NCCN Guidelines for Patients
Colon Cancer, Version 1.2017
Cancer cell tests
Tissue removed from your body will be sent to a
pathologist. This may be tissue from a biopsy or
surgery. The pathologist will examine the samples
using a microscope.
The pathologist will study the parts of the cells to
classify any disease. This is called histologic typing.
When cancer is found, he or she will do other tests to
learn more about the cancer.
One important test result is the cancer grade. The
cancer grade is a score assigned by the pathologist.
He or she will rate the cancer based on how the
cancer cells look. The score is a sign of how fast the
cancer will likely grow and spread. Higher scores
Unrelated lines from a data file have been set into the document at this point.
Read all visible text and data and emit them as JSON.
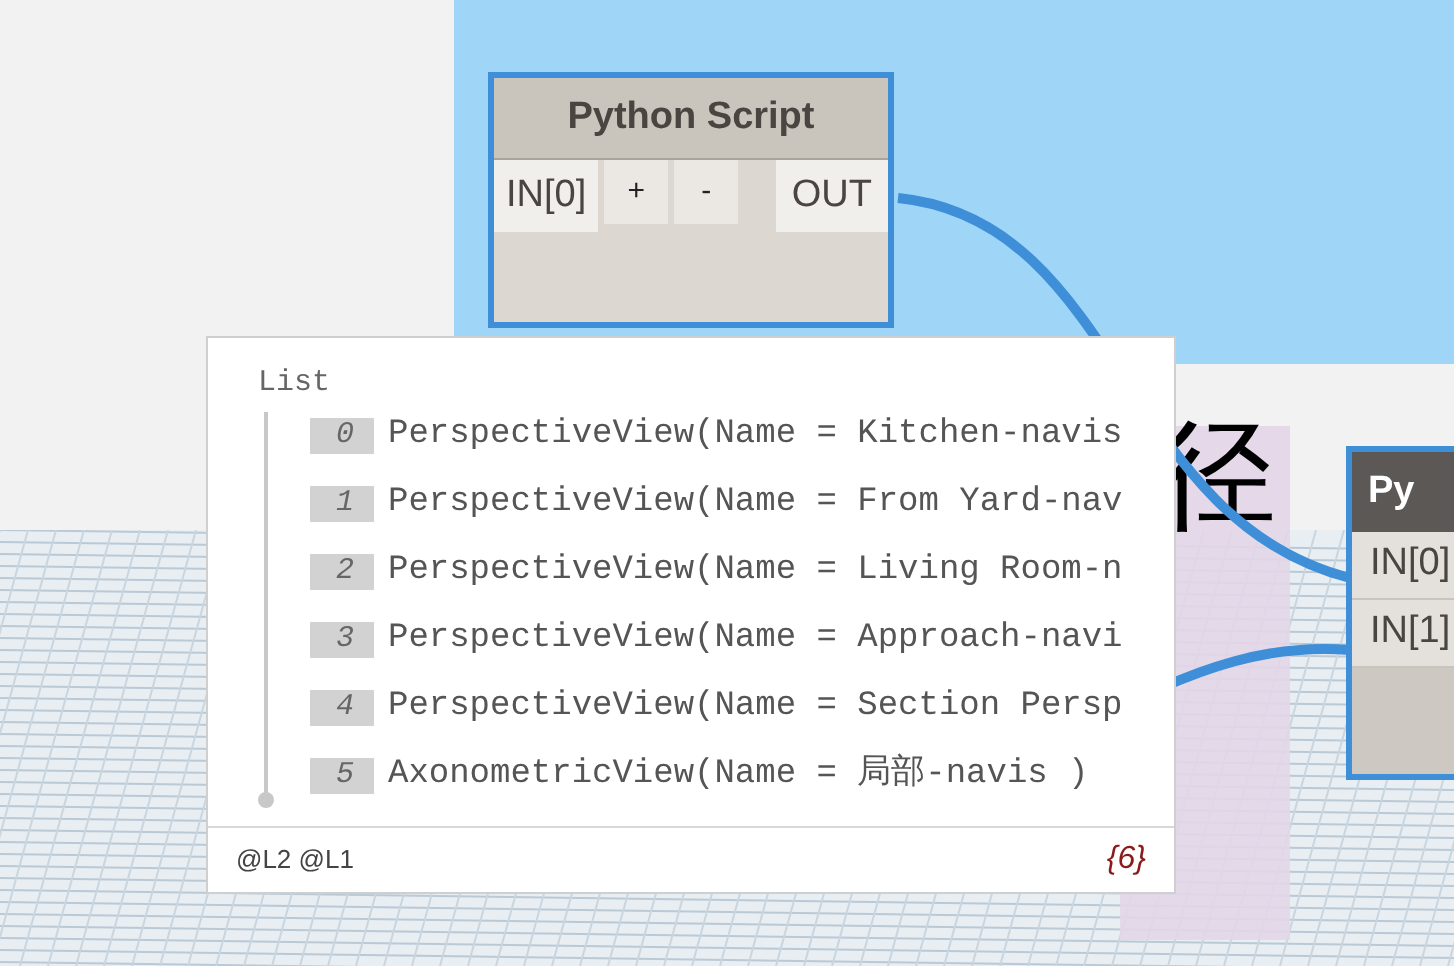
{
  "python_node": {
    "title": "Python Script",
    "input": "IN[0]",
    "add": "+",
    "remove": "-",
    "output": "OUT"
  },
  "second_node": {
    "title": "Py",
    "inputs": [
      "IN[0]",
      "IN[1]"
    ]
  },
  "label_char": "径",
  "preview": {
    "title": "List",
    "items": [
      {
        "index": "0",
        "text": "PerspectiveView(Name = Kitchen-navis"
      },
      {
        "index": "1",
        "text": "PerspectiveView(Name = From Yard-nav"
      },
      {
        "index": "2",
        "text": "PerspectiveView(Name = Living Room-n"
      },
      {
        "index": "3",
        "text": "PerspectiveView(Name = Approach-navi"
      },
      {
        "index": "4",
        "text": "PerspectiveView(Name = Section Persp"
      },
      {
        "index": "5",
        "text": "AxonometricView(Name = 局部-navis )"
      }
    ],
    "levels": "@L2 @L1",
    "count": "{6}"
  }
}
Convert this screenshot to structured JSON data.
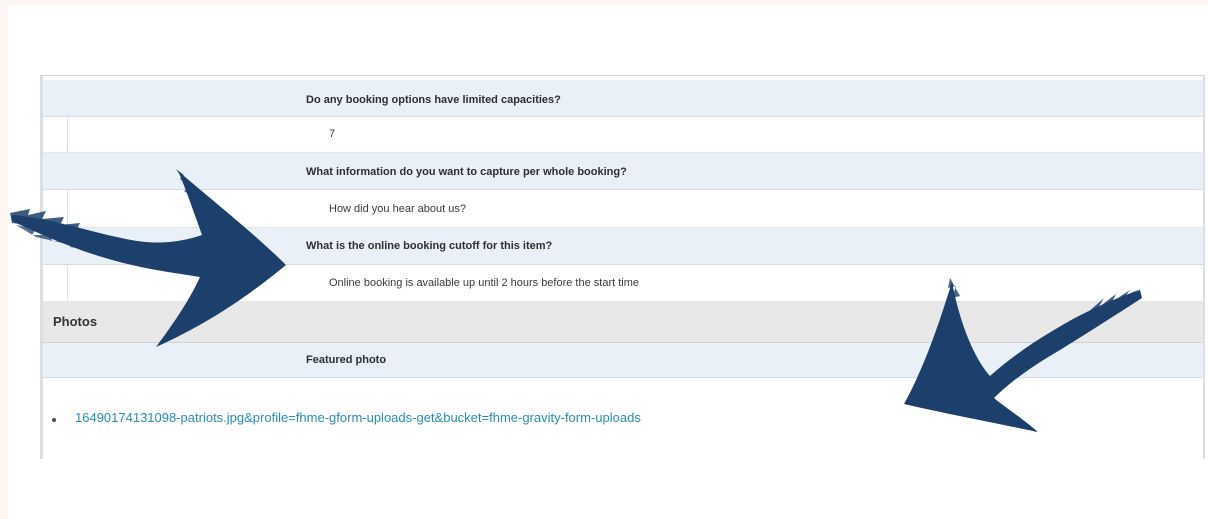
{
  "booking_fields": [
    {
      "question": "Do any booking options have limited capacities?",
      "answer": "7"
    },
    {
      "question": "What information do you want to capture per whole booking?",
      "answer": "How did you hear about us?"
    },
    {
      "question": "What is the online booking cutoff for this item?",
      "answer": "Online booking is available up until 2 hours before the start time"
    }
  ],
  "photos": {
    "section_title": "Photos",
    "featured_label": "Featured photo",
    "file_link": "16490174131098-patriots.jpg&profile=fhme-gform-uploads-get&bucket=fhme-gravity-form-uploads"
  },
  "colors": {
    "arrow": "#1d3f6b",
    "link": "#2a8cb0",
    "question_row_bg": "#e9f0f8",
    "section_row_bg": "#e8e8e8"
  },
  "icons": [
    "left-arrow-annotation-icon",
    "right-arrow-annotation-icon",
    "bullet-icon"
  ]
}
mean that the cancer will likely grow and spread fast.
All lab results are recorded in a pathology report.
A report will be written each time tissue is removed
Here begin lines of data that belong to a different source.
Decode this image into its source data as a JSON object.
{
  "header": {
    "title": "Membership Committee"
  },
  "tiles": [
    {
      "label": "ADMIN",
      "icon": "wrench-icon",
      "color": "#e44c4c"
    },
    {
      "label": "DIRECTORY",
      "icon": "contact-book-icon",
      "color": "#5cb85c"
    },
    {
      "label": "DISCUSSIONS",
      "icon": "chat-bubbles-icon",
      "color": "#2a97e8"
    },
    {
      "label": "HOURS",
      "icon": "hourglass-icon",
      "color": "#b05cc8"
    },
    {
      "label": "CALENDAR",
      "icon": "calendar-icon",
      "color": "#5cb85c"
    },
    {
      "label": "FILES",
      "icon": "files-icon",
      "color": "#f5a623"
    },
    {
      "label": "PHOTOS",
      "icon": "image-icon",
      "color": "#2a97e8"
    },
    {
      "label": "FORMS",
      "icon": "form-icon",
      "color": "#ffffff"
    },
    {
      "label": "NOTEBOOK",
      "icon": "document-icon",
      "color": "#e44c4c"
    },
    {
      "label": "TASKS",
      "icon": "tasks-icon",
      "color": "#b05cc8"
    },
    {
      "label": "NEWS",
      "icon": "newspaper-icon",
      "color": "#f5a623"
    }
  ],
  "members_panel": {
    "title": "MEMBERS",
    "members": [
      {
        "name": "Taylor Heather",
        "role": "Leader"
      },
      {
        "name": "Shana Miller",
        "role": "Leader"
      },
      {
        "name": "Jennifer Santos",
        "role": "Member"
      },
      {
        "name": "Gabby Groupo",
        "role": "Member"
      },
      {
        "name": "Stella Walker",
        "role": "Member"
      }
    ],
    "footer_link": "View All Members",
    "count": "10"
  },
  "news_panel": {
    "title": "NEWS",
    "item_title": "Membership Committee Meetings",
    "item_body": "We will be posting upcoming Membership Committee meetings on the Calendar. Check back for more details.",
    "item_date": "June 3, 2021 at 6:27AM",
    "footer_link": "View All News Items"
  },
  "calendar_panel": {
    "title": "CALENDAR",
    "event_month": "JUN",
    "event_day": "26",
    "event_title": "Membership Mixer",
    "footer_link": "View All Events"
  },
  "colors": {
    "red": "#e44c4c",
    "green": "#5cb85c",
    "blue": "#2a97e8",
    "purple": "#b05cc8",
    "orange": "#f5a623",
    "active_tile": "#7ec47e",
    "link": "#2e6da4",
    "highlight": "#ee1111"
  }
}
from your body and tested for cancer. These reports
are vital to planning treatment.
Review your pathology report(s) with your doctor. Ask
questions if you don’t understand. This information
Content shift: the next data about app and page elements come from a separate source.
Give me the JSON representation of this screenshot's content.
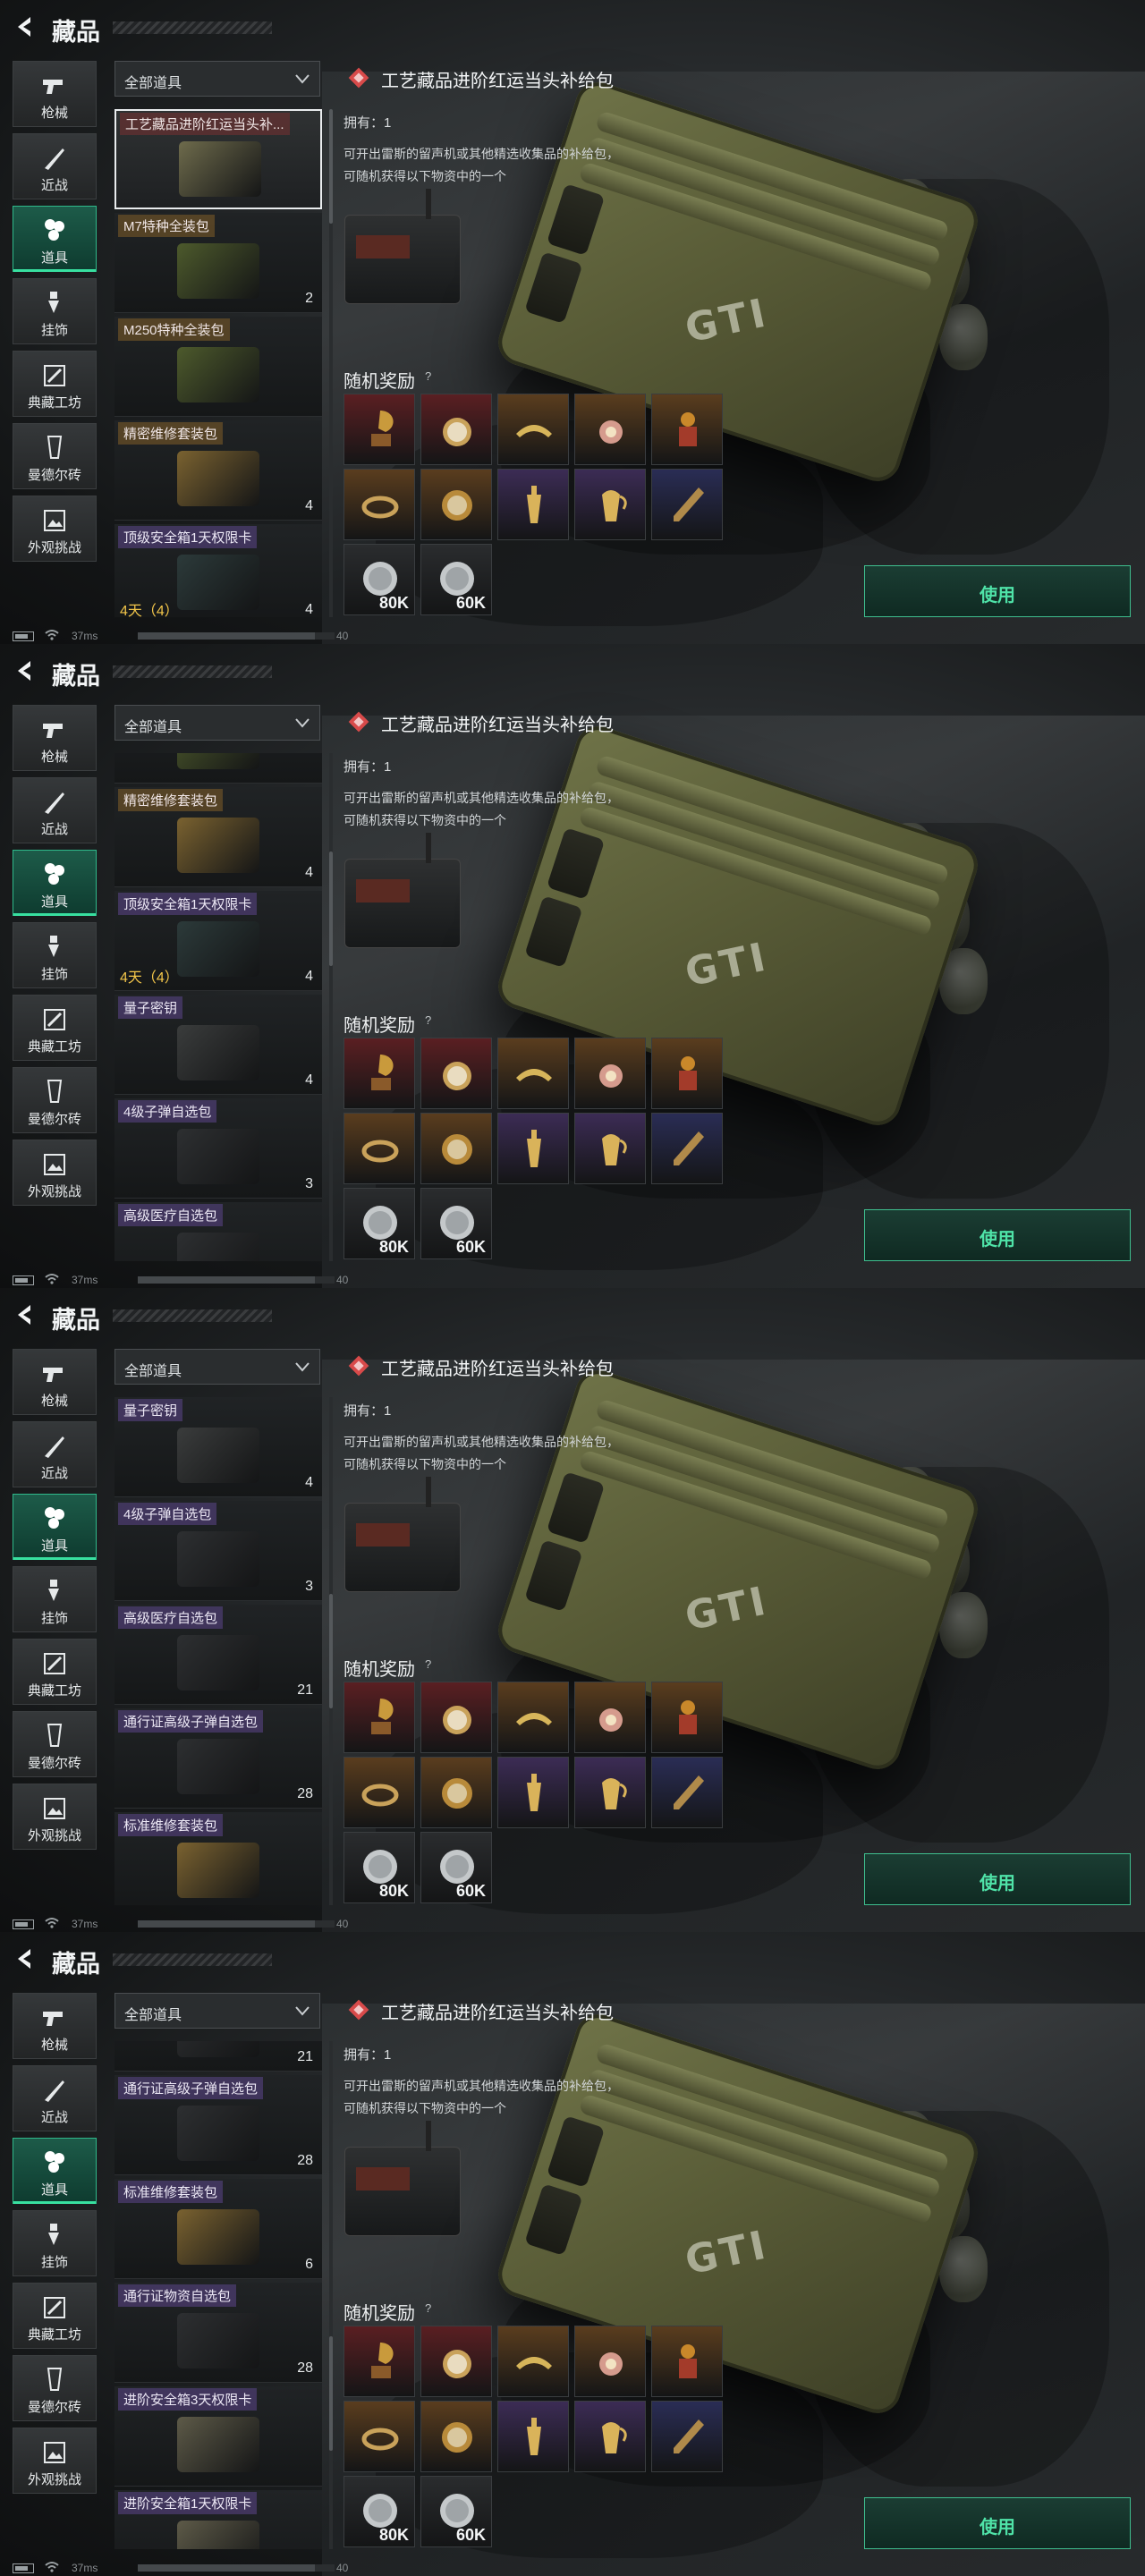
{
  "page_title": "藏品",
  "nav": [
    {
      "label": "枪械",
      "icon": "gun-icon"
    },
    {
      "label": "近战",
      "icon": "knife-icon"
    },
    {
      "label": "道具",
      "icon": "items-icon",
      "active": true
    },
    {
      "label": "挂饰",
      "icon": "charm-icon"
    },
    {
      "label": "典藏工坊",
      "icon": "workshop-icon"
    },
    {
      "label": "曼德尔砖",
      "icon": "mandel-brick-icon"
    },
    {
      "label": "外观挑战",
      "icon": "appearance-challenge-icon"
    }
  ],
  "filter": {
    "label": "全部道具"
  },
  "detail": {
    "title": "工艺藏品进阶红运当头补给包",
    "owned": "拥有：1",
    "description": "可开出雷斯的留声机或其他精选收集品的补给包，可随机获得以下物资中的一个",
    "reward_label": "随机奖励",
    "help": "?",
    "use_label": "使用"
  },
  "rewards": [
    {
      "icon": "gramophone-icon",
      "bg": "#5a1f22"
    },
    {
      "icon": "pocket-watch-icon",
      "bg": "#5a1f22"
    },
    {
      "icon": "tiara-icon",
      "bg": "#5a3d1e"
    },
    {
      "icon": "medal-icon",
      "bg": "#5a3d1e"
    },
    {
      "icon": "figurine-icon",
      "bg": "#5a3d1e"
    },
    {
      "icon": "bracelet-icon",
      "bg": "#5a3d1e"
    },
    {
      "icon": "gold-watch-icon",
      "bg": "#5a3d1e"
    },
    {
      "icon": "perfume-bottle-icon",
      "bg": "#3c2c55"
    },
    {
      "icon": "ewer-icon",
      "bg": "#3c2c55"
    },
    {
      "icon": "pen-icon",
      "bg": "#2a2d55"
    },
    {
      "icon": "coin-icon",
      "bg": "#2a2c2e",
      "amount": "80K"
    },
    {
      "icon": "coin-icon",
      "bg": "#2a2c2e",
      "amount": "60K"
    }
  ],
  "status": {
    "ping": "37ms",
    "progress_fraction": 0.9,
    "progress_number": "40"
  },
  "frames": [
    {
      "scroll_fraction": 0.0,
      "items": [
        {
          "name": "工艺藏品进阶红运当头补...",
          "count": "",
          "style": "red",
          "selected": true,
          "thumb": "#6e6b4c"
        },
        {
          "name": "M7特种全装包",
          "count": "2",
          "style": "gold",
          "thumb": "#4d5a2c"
        },
        {
          "name": "M250特种全装包",
          "count": "",
          "style": "gold",
          "thumb": "#4d5a2c"
        },
        {
          "name": "精密维修套装包",
          "count": "4",
          "style": "gold",
          "thumb": "#7a6230"
        },
        {
          "name": "顶级安全箱1天权限卡",
          "count": "4",
          "style": "purple",
          "timer": "4天（4）",
          "thumb": "#2c3a3a"
        }
      ]
    },
    {
      "scroll_fraction": 0.25,
      "items": [
        {
          "name": "",
          "count": "",
          "style": "gold",
          "thumb": "#4d5a2c",
          "partial": true
        },
        {
          "name": "精密维修套装包",
          "count": "4",
          "style": "gold",
          "thumb": "#7a6230"
        },
        {
          "name": "顶级安全箱1天权限卡",
          "count": "4",
          "style": "purple",
          "timer": "4天（4）",
          "thumb": "#2c3a3a"
        },
        {
          "name": "量子密钥",
          "count": "4",
          "style": "purple",
          "thumb": "#3a3c3c"
        },
        {
          "name": "4级子弹自选包",
          "count": "3",
          "style": "purple",
          "thumb": "#2d2f31"
        },
        {
          "name": "高级医疗自选包",
          "count": "",
          "style": "purple",
          "thumb": "#2d2f31"
        }
      ]
    },
    {
      "scroll_fraction": 0.5,
      "items": [
        {
          "name": "量子密钥",
          "count": "4",
          "style": "purple",
          "thumb": "#3a3c3c"
        },
        {
          "name": "4级子弹自选包",
          "count": "3",
          "style": "purple",
          "thumb": "#2d2f31"
        },
        {
          "name": "高级医疗自选包",
          "count": "21",
          "style": "purple",
          "thumb": "#2d2f31"
        },
        {
          "name": "通行证高级子弹自选包",
          "count": "28",
          "style": "purple",
          "thumb": "#2d2f31"
        },
        {
          "name": "标准维修套装包",
          "count": "",
          "style": "purple",
          "thumb": "#7a6230"
        }
      ]
    },
    {
      "scroll_fraction": 0.75,
      "items": [
        {
          "name": "",
          "count": "21",
          "style": "purple",
          "thumb": "#2d2f31",
          "partial": true
        },
        {
          "name": "通行证高级子弹自选包",
          "count": "28",
          "style": "purple",
          "thumb": "#2d2f31"
        },
        {
          "name": "标准维修套装包",
          "count": "6",
          "style": "purple",
          "thumb": "#7a6230"
        },
        {
          "name": "通行证物资自选包",
          "count": "28",
          "style": "purple",
          "thumb": "#2d2f31"
        },
        {
          "name": "进阶安全箱3天权限卡",
          "count": "",
          "style": "purple",
          "thumb": "#5d5a48"
        },
        {
          "name": "进阶安全箱1天权限卡",
          "count": "",
          "style": "purple",
          "thumb": "#5d5a48"
        }
      ]
    }
  ]
}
can be complex. It’s also a good idea to get a copy of
your pathology report(s) and take notes.
Not all colon cancer cells are alike. Cancer cells can
differ by which genes have mutations. Some gene
mutations are known to have an effect on cancer
treatment. Molecular testing includes tests of genes
or their products (proteins). Molecular testing that is
advised for colon cancer is described next.
RAS is a family of proteins found in cells. Some
colon cancers have abnormal genes that control
the RAS proteins. As a result, the RAS proteins are
overactive and promote cancer cell growth. Some
treatments for metastatic colon cancer do not work
genes are abnormal. Thus, testing for
genes is advised for
The BRAF V600E mutation is also known to affect
some treatments. About 5 to 9 out of every 100 colon
cancers have a mutated
gene. Testing for
mutation is advised for metastatic
MMR and MSI
Normal MMR (
epair) proteins correct
DNA errors that occur when copies of DNA are
being made. In some colon cancers, MMR mutations
cause one or more MMR proteins to be absent. As a
result, DNA errors aren’t corrected and the number
of gene mutations increases. Doctors call this dMMR
The DNA errors caused by dMMR often occur in
microsatellites. Microsatellites are a tiny part of the
DNA code that is repeated many times in a row.
See Figure 8.
Due to dMMR, microsatellites may
be shorter or longer than normal. This is called MSI
Loss of MMR proteins and MSI are features of Lynch
syndrome. One or both features is present in over
90 of every 100 Lynch syndrome-related cancers
(>90%). However, these features can still occur in the
absence of Lynch syndrome. They are found in about
15 out of every 100 colon cancers (15%) without
Testing for loss of MMR proteins or MSI is advised
for all people with colon or rectal cancer. These
features may affect your treatment plan. There are
two tests that can be done.
eaction) is a test that can
assess for MSI. The test consists of a process in
Cancer cell tests